How tough is it to have a non-typical/new office day? Not at all! Moreover, if you stand at your desk to type and read, instead of sitting to do those activities, you will tone leg muscles and expend calories, which contribute to a healthy life. No money to invest in an adjustable/standing desk? No worries … create your own for free! Make a “standing desk” by placing a cardboard box on top of your desk. I use an empty wine box from Trader Joe’s. And, no, I didn’t drink the wine first. The box can be decorated or covered in fabric to give it a more professional appearance. This works at home, too. Simply convert sedentary TV time to active TV time and you could lose 50 pounds a year. Marching in place while watching TV or picking up a pair of light weights and raising them overhead, etc., would burn thousands of calories in a year and translate to better health.

One last word on sitting disease. Those of you who exercise daily for 30 to 90 minutes are not exempt from the ill effects of sitting all day at your desk job. Your exercise, alone, does not significantly offset the health risks of too much sitting. The outcome of the 14-plus years of research and review of the lifestyles of all types of people, their professions and their health status found that sitting at work raises the risk of dying from all causes, regardless of any exercise in which the individual may engage.

The bottom line? We all need to get off our seats and move! I’m challenging you to make these incremental changes to better your health and that of our state, which recently topped the charts again, but in the wrong area. Indiana is the ninth-most obese state, with 32 percent of Hoosier adults being categorized as obese. Are you going to take this news sitting down, or are you going to stand up and make a change to better your health?•


Sharon McGoff is a graduate of Indiana University Maurer School of Law, a certified personal trainer and health fitness specialist with the American College of Sports Medicine, and a certified life and wellness coach with WellCoaches Inc. The opinions expressed are those of the author.

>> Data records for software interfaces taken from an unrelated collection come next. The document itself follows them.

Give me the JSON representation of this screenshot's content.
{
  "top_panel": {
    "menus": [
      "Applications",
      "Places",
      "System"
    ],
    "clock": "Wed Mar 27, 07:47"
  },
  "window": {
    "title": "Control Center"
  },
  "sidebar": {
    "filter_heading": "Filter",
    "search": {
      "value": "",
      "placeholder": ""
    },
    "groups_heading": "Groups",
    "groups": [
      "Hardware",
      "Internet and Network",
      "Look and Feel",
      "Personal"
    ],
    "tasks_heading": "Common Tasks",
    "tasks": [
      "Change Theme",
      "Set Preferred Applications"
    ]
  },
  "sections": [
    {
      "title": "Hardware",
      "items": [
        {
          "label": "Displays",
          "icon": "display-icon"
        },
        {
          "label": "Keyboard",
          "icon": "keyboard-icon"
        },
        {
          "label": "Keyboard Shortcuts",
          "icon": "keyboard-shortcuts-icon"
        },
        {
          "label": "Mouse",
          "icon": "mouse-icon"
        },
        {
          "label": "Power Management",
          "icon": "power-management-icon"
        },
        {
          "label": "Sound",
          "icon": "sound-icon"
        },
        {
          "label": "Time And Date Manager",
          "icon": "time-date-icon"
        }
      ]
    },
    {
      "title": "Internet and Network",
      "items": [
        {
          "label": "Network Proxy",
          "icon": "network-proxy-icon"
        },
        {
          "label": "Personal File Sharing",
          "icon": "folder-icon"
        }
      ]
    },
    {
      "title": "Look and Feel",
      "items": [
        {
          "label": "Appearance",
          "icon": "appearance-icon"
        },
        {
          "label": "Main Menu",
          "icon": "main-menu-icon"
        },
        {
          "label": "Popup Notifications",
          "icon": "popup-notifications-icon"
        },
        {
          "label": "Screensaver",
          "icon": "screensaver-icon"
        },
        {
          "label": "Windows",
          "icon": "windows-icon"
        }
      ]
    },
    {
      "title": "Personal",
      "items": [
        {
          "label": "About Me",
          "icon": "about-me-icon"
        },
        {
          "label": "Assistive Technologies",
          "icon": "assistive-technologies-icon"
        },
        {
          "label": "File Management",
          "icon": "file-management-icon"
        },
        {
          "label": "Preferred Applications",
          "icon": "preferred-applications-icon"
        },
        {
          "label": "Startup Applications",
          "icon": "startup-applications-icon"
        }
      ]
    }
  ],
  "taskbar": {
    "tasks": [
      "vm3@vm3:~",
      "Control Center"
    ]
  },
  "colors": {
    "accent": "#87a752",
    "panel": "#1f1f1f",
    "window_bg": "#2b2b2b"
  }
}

Please enable JavaScript to view this content.

{{ articles_remaining }}
Free {{ article_text }} Remaining
{{ articles_remaining }}
Free {{ article_text }} Remaining Article limit resets on
{{ count_down }}